A year later, Dr Bird created Green Gyms. "Again, these contain elements of nature and socialising together in fun and free outdoor sessions where people join forces to take part in practical activities, such as planting trees, sowing meadows and establishing wildlife ponds," he says.
Today, Health Walks and Green Gyms are thriving throughout the UK with an estimated four million people having gone through a scheme over the years.
But that wasn't enough for Dr Bird. "In 1999, I knocked on the door at the Met Office and eventually they let me in as the first medical director," he says. "We worked on linking air quality with poor health and the effect that climate change would have on the health of populations -a new concept at the time."
In 2006, Dr Bird became the health lead at Natural England, creating the Natural Health Service that is still gaining momentum in many countries as we realise how nature is important for health. "This resulted in the Oxford Textbook of Nature and Public Health that I co-edited, showing the amazing amount of evidence that has accumulated," he says.
In 2010, at the age of 48, Dr Bird started Intelligent Health with £250, and lots of enthusiasm, but he admits, no experience in running a business.
"Intelligent Health was set up to look at innovative ways to get whole populations active by using the outdoors and green space," he says. "I am lucky to live in Berkshire, just outside Reading, and have three children now scattered around the country at universities or in jobs. Berkshire is a wonderful part of the world! Reading is a thriving town with lots of green space, surrounded by the most beautiful countryside. A lot of the work we do here at Intelligent Health is to promote the importance of physical activity, and this exercise takes place in green spaces so that people are connected with nature. I am a keen runner and like to spend time in green spaces whenever I can, and there is plenty of opportunity in Berkshire, particularly running along the Thames."
Beat the Street is the innovative programme that turns a town into a family game to improve the health of communities around the world. The game rewards players who cycle, run or walk with points and prizes, encouraging families to get out and about and increase their physical activity.
The game works through 'Beat Boxes', which are strategically placed in green spaces, areas of local interest and community hubs to encourage players to get outdoors and explore. Players tap radio frequency transmission cards on Beat Boxes to gain points for their schools or community groups and which are displayed on leader boards online, where they can win prizes.
Beat the Street lasts six to eight weeks in a town or city which, according to research by Intelligent Health, is long enough to instill a habit in the community but not too long that people become dependent.
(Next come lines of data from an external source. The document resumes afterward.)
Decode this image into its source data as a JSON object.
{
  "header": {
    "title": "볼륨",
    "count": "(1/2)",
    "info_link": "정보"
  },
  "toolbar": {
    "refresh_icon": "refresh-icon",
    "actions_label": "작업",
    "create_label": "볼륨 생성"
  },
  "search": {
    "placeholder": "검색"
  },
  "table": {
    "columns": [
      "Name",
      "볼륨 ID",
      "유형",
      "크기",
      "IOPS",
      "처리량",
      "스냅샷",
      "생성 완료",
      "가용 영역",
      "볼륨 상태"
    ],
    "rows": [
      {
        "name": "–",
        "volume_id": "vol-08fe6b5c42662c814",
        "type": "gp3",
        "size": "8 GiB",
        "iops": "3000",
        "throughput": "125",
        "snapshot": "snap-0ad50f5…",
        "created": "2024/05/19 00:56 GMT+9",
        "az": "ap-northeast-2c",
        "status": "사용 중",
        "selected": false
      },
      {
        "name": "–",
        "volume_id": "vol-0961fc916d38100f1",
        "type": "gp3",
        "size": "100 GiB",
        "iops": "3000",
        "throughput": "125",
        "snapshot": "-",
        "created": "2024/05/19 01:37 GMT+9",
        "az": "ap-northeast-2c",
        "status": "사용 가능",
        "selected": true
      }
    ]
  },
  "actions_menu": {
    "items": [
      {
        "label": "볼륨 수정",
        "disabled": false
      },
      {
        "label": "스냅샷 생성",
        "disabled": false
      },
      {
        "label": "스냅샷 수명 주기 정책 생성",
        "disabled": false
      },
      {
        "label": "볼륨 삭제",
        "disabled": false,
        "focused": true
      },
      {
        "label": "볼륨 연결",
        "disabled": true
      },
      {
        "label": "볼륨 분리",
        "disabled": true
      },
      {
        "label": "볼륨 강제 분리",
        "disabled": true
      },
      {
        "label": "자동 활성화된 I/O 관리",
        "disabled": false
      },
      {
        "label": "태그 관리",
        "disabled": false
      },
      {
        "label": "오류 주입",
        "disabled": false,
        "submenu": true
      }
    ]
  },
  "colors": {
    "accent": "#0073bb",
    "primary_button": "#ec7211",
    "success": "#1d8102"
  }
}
By engaging with communities through a fun game, Dr Bird says Beat the Street can lift activity and build lasting changes to people's behaviour that will improve their physical and mental health, reduce congestion and boost community cohesion.
"Over the past 10 years, Beat the Street has had more than 1.2million participants and has been rolled out across the UK and worldwide," he says. "The response has been incredible. This past year has seen the total number of people who have played Beat the Street exceed 1 million! We worked with Sport England, supported by £3.3m of National Lottery funding, to deliver 10 games and the response has been exceptional with many towns asking if the game could return."
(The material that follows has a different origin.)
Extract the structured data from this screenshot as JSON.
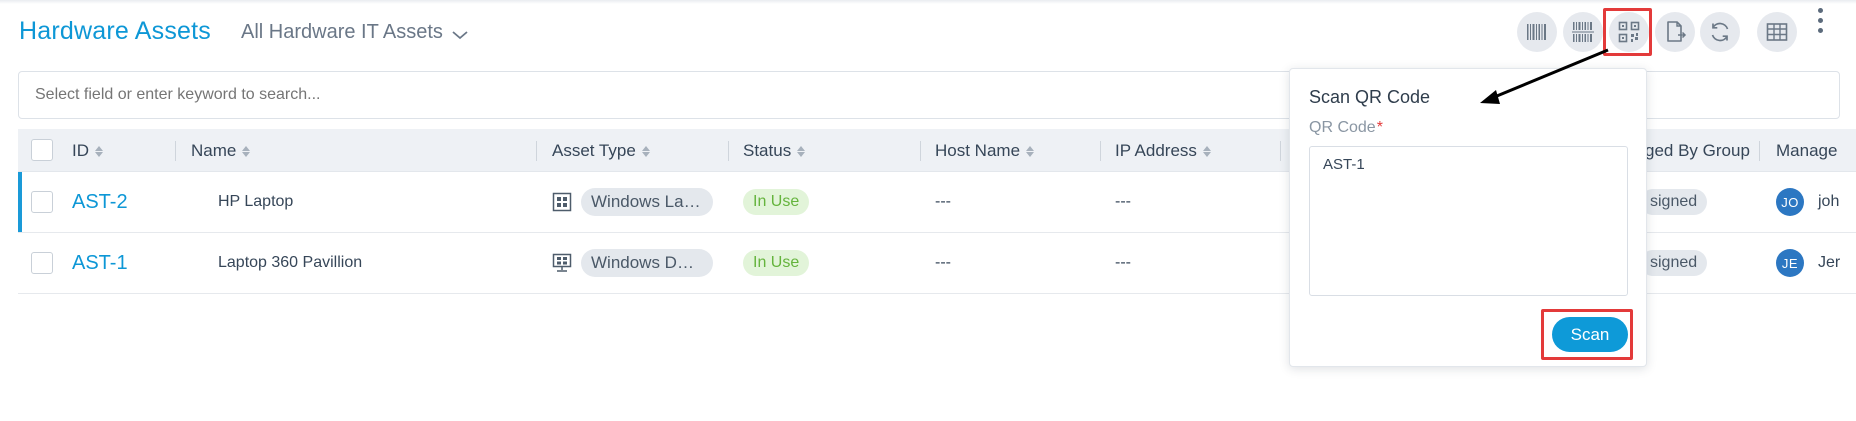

So what is Intelligent Health's goal for 2020? "To launch what we're calling the 'fourth revolution in healthcare', which is a new way of working in partnership with health organisations, planning, environment, active travel and nature stakeholders to ensure people are empowered to take responsibility for their own healthy lifestyles," says Dr Bird. "We'll be expanding our new healthy workplaces programme where we work with corporates to ensure their staff are enjoying a good work-life balance. Finally, we want to use satellite data to help people and, of course, we will continue to deliver Beat the Street games, so look out for the next one in your area."